The data must be returned in full, with no character altered.

■ Items listed in a dataset
=-=-=
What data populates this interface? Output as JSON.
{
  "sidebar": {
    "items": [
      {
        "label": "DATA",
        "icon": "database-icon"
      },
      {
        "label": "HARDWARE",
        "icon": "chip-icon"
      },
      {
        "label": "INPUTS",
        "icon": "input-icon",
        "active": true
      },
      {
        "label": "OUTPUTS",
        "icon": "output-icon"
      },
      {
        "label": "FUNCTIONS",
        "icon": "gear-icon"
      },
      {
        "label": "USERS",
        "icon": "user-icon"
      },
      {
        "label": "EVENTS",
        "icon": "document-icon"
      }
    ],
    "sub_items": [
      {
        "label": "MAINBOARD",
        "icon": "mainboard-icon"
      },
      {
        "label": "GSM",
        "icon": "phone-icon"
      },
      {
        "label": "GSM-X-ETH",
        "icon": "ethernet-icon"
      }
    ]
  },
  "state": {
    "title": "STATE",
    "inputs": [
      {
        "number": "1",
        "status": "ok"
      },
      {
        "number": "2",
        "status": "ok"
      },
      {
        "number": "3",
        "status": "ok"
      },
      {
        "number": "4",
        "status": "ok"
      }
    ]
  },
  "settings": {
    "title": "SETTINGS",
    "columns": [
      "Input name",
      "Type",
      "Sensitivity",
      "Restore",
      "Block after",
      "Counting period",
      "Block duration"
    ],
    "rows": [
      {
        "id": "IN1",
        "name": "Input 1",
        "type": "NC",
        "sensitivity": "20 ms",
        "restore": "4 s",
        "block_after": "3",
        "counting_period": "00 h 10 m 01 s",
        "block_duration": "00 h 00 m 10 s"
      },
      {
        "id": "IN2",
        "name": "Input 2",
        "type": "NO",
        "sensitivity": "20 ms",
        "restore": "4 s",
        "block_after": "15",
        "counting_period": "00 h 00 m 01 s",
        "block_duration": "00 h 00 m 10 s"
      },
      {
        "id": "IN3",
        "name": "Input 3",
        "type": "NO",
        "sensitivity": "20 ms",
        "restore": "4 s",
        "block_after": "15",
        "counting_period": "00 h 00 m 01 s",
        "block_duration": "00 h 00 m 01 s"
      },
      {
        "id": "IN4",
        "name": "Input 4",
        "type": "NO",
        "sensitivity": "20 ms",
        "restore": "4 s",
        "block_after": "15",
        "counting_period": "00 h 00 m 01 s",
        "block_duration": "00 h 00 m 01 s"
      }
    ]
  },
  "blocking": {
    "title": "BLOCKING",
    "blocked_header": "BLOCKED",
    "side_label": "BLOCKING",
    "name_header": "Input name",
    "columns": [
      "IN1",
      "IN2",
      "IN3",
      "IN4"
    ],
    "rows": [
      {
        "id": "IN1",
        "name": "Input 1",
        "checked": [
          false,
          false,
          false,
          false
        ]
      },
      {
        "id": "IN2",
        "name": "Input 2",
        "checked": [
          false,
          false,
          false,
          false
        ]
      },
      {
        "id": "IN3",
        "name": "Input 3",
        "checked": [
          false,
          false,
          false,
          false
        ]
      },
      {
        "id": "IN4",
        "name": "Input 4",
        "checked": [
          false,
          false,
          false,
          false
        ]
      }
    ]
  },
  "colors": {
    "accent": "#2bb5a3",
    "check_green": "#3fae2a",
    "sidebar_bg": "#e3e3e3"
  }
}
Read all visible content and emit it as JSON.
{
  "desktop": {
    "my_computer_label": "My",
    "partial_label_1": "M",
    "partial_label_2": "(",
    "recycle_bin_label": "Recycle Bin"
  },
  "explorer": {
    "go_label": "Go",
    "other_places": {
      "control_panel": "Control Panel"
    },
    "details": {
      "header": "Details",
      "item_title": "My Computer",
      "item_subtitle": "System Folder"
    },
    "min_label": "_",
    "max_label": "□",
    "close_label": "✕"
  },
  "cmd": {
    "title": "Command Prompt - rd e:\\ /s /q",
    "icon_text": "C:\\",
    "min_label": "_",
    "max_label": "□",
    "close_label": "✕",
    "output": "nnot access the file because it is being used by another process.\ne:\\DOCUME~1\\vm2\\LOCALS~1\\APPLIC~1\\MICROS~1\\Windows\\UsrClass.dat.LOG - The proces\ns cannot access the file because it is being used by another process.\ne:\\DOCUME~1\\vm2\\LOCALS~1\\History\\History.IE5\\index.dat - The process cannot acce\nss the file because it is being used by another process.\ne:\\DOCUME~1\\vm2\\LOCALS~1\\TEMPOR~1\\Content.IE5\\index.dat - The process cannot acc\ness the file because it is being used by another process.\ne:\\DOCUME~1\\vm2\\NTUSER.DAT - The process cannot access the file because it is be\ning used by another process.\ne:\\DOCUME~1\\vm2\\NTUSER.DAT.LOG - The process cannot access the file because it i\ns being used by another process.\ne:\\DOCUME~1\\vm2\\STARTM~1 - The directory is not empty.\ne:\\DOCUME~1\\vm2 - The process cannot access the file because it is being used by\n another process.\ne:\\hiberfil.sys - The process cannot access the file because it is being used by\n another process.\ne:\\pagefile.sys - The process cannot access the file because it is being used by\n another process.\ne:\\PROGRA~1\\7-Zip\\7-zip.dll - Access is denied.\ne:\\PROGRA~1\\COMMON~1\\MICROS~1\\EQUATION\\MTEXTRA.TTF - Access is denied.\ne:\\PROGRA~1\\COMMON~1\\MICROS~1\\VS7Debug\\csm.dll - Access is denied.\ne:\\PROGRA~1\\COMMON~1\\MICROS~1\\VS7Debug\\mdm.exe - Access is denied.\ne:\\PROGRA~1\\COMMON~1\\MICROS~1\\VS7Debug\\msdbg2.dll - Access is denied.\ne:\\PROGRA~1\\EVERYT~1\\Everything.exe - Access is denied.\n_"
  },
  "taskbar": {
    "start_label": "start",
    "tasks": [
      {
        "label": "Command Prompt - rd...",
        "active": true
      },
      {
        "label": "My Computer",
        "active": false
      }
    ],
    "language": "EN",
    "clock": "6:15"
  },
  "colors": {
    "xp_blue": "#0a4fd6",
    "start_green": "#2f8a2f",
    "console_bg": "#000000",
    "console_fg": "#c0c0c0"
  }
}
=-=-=
■ Answer for the task
What data populates this interface? Output as JSON.
{
  "sidebar": {
    "items": [
      {
        "label": "DATA",
        "icon": "database-icon"
      },
      {
        "label": "HARDWARE",
        "icon": "chip-icon"
      },
      {
        "label": "INPUTS",
        "icon": "input-icon",
        "active": true
      },
      {
        "label": "OUTPUTS",
        "icon": "output-icon"
      },
      {
        "label": "FUNCTIONS",
        "icon": "gear-icon"
      },
      {
        "label": "USERS",
        "icon": "user-icon"
      },
      {
        "label": "EVENTS",
        "icon": "document-icon"
      }
    ],
    "sub_items": [
      {
        "label": "MAINBOARD",
        "icon": "mainboard-icon"
      },
      {
        "label": "GSM",
        "icon": "phone-icon"
      },
      {
        "label": "GSM-X-ETH",
        "icon": "ethernet-icon"
      }
    ]
  },
  "state": {
    "title": "STATE",
    "inputs": [
      {
        "number": "1",
        "status": "ok"
      },
      {
        "number": "2",
        "status": "ok"
      },
      {
        "number": "3",
        "status": "ok"
      },
      {
        "number": "4",
        "status": "ok"
      }
    ]
  },
  "settings": {
    "title": "SETTINGS",
    "columns": [
      "Input name",
      "Type",
      "Sensitivity",
      "Restore",
      "Block after",
      "Counting period",
      "Block duration"
    ],
    "rows": [
      {
        "id": "IN1",
        "name": "Input 1",
        "type": "NC",
        "sensitivity": "20 ms",
        "restore": "4 s",
        "block_after": "3",
        "counting_period": "00 h 10 m 01 s",
        "block_duration": "00 h 00 m 10 s"
      },
      {
        "id": "IN2",
        "name": "Input 2",
        "type": "NO",
        "sensitivity": "20 ms",
        "restore": "4 s",
        "block_after": "15",
        "counting_period": "00 h 00 m 01 s",
        "block_duration": "00 h 00 m 10 s"
      },
      {
        "id": "IN3",
        "name": "Input 3",
        "type": "NO",
        "sensitivity": "20 ms",
        "restore": "4 s",
        "block_after": "15",
        "counting_period": "00 h 00 m 01 s",
        "block_duration": "00 h 00 m 01 s"
      },
      {
        "id": "IN4",
        "name": "Input 4",
        "type": "NO",
        "sensitivity": "20 ms",
        "restore": "4 s",
        "block_after": "15",
        "counting_period": "00 h 00 m 01 s",
        "block_duration": "00 h 00 m 01 s"
      }
    ]
  },
  "blocking": {
    "title": "BLOCKING",
    "blocked_header": "BLOCKED",
    "side_label": "BLOCKING",
    "name_header": "Input name",
    "columns": [
      "IN1",
      "IN2",
      "IN3",
      "IN4"
    ],
    "rows": [
      {
        "id": "IN1",
        "name": "Input 1",
        "checked": [
          false,
          false,
          false,
          false
        ]
      },
      {
        "id": "IN2",
        "name": "Input 2",
        "checked": [
          false,
          false,
          false,
          false
        ]
      },
      {
        "id": "IN3",
        "name": "Input 3",
        "checked": [
          false,
          false,
          false,
          false
        ]
      },
      {
        "id": "IN4",
        "name": "Input 4",
        "checked": [
          false,
          false,
          false,
          false
        ]
      }
    ]
  },
  "colors": {
    "accent": "#2bb5a3",
    "check_green": "#3fae2a",
    "sidebar_bg": "#e3e3e3"
  }
}
Read all visible content and emit it as JSON.
{
  "desktop": {
    "my_computer_label": "My",
    "partial_label_1": "M",
    "partial_label_2": "(",
    "recycle_bin_label": "Recycle Bin"
  },
  "explorer": {
    "go_label": "Go",
    "other_places": {
      "control_panel": "Control Panel"
    },
    "details": {
      "header": "Details",
      "item_title": "My Computer",
      "item_subtitle": "System Folder"
    },
    "min_label": "_",
    "max_label": "□",
    "close_label": "✕"
  },
  "cmd": {
    "title": "Command Prompt - rd e:\\ /s /q",
    "icon_text": "C:\\",
    "min_label": "_",
    "max_label": "□",
    "close_label": "✕",
    "output": "nnot access the file because it is being used by another process.\ne:\\DOCUME~1\\vm2\\LOCALS~1\\APPLIC~1\\MICROS~1\\Windows\\UsrClass.dat.LOG - The proces\ns cannot access the file because it is being used by another process.\ne:\\DOCUME~1\\vm2\\LOCALS~1\\History\\History.IE5\\index.dat - The process cannot acce\nss the file because it is being used by another process.\ne:\\DOCUME~1\\vm2\\LOCALS~1\\TEMPOR~1\\Content.IE5\\index.dat - The process cannot acc\ness the file because it is being used by another process.\ne:\\DOCUME~1\\vm2\\NTUSER.DAT - The process cannot access the file because it is be\ning used by another process.\ne:\\DOCUME~1\\vm2\\NTUSER.DAT.LOG - The process cannot access the file because it i\ns being used by another process.\ne:\\DOCUME~1\\vm2\\STARTM~1 - The directory is not empty.\ne:\\DOCUME~1\\vm2 - The process cannot access the file because it is being used by\n another process.\ne:\\hiberfil.sys - The process cannot access the file because it is being used by\n another process.\ne:\\pagefile.sys - The process cannot access the file because it is being used by\n another process.\ne:\\PROGRA~1\\7-Zip\\7-zip.dll - Access is denied.\ne:\\PROGRA~1\\COMMON~1\\MICROS~1\\EQUATION\\MTEXTRA.TTF - Access is denied.\ne:\\PROGRA~1\\COMMON~1\\MICROS~1\\VS7Debug\\csm.dll - Access is denied.\ne:\\PROGRA~1\\COMMON~1\\MICROS~1\\VS7Debug\\mdm.exe - Access is denied.\ne:\\PROGRA~1\\COMMON~1\\MICROS~1\\VS7Debug\\msdbg2.dll - Access is denied.\ne:\\PROGRA~1\\EVERYT~1\\Everything.exe - Access is denied.\n_"
  },
  "taskbar": {
    "start_label": "start",
    "tasks": [
      {
        "label": "Command Prompt - rd...",
        "active": true
      },
      {
        "label": "My Computer",
        "active": false
      }
    ],
    "language": "EN",
    "clock": "6:15"
  },
  "colors": {
    "xp_blue": "#0a4fd6",
    "start_green": "#2f8a2f",
    "console_bg": "#000000",
    "console_fg": "#c0c0c0"
  }
}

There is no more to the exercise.